Understanding cloud computing

IT’s easy to get lost in all the talk about cloud computing. Everybody seems to have a cloud, connects to the cloud, is cloud-enabled, or at the least, is cloud-ready.

There’s a lot of jargon, but it’s not all fluff and buzz. Behind that jargon are some very real business and technology benefits.

One Peterborough-based company that is able to offer advice on cloud computing, or software-as-a-service (SAAS) is Sentinel IT.

Sentinel has two products under its EasylifeIT brand called Professional Email and Customer Manager, which have been designed for the business professional and small business owner who needs to stay in contact with clients and business associates and share customer sales and service information with colleagues, but who doesn’t want to buy a server. All this can be done “in the cloud”.

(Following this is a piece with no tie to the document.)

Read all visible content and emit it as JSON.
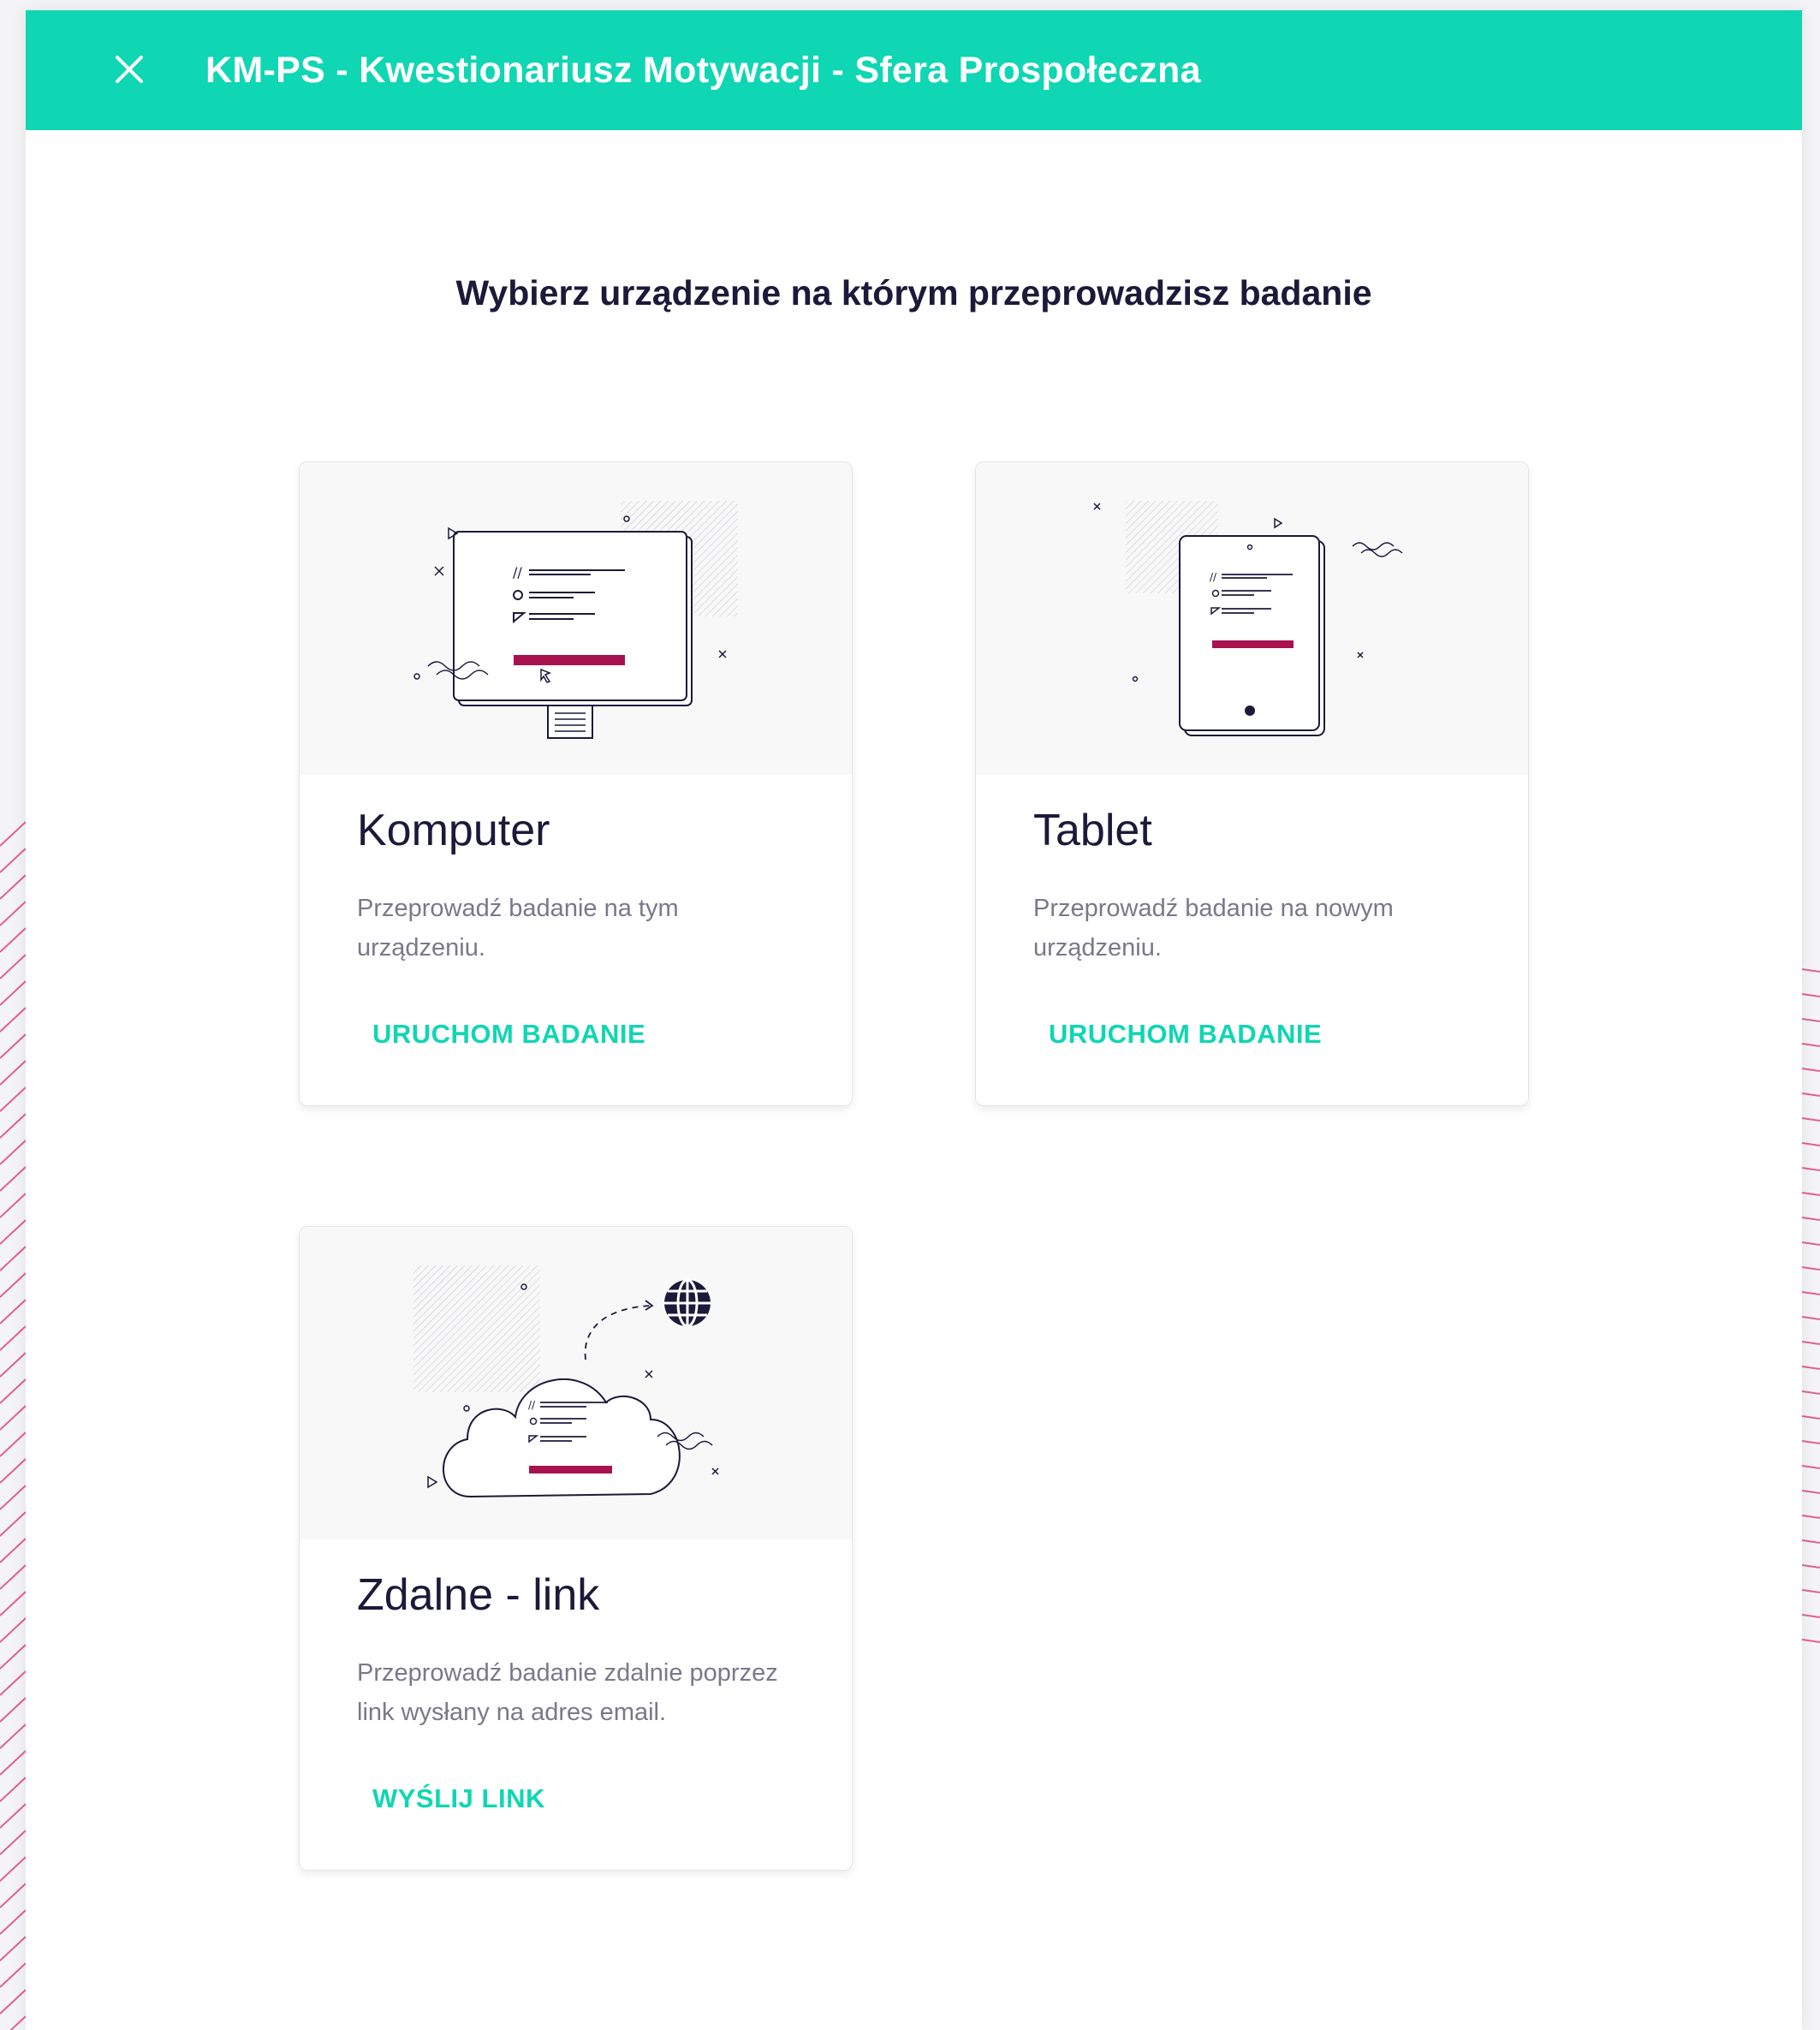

Sentinel’s Lindsey Hall said, “Most people who have worked in larger companies expect the ability to share customer information, contacts, calendars and their Inbox with others, as well as being able to access that same information from home or mobile, but previously these features have only been available to those with servers. Now that has all changed. In the current climate, buying and running your own server is an unnecessary headache for an aspiring small company.”

A new guide to cloud computing, produced in association with Sun Microsystems, will help you sort out what matters from what doesn’t — and will arm you with a framework for determining whether and how cloud computing makes sense for your organization.

In 25 pages, this free guide:
Defines cloud computing and its benefits

  • Explains the different types of clouds (public, private, and hybrid)
  • Describes the architectural service layers (e.g., Software as a Service)
  • Details the underlying virtualization technologies
  • Suggests next steps and actions to get started

Click here to get the guide — and get your head into the cloud.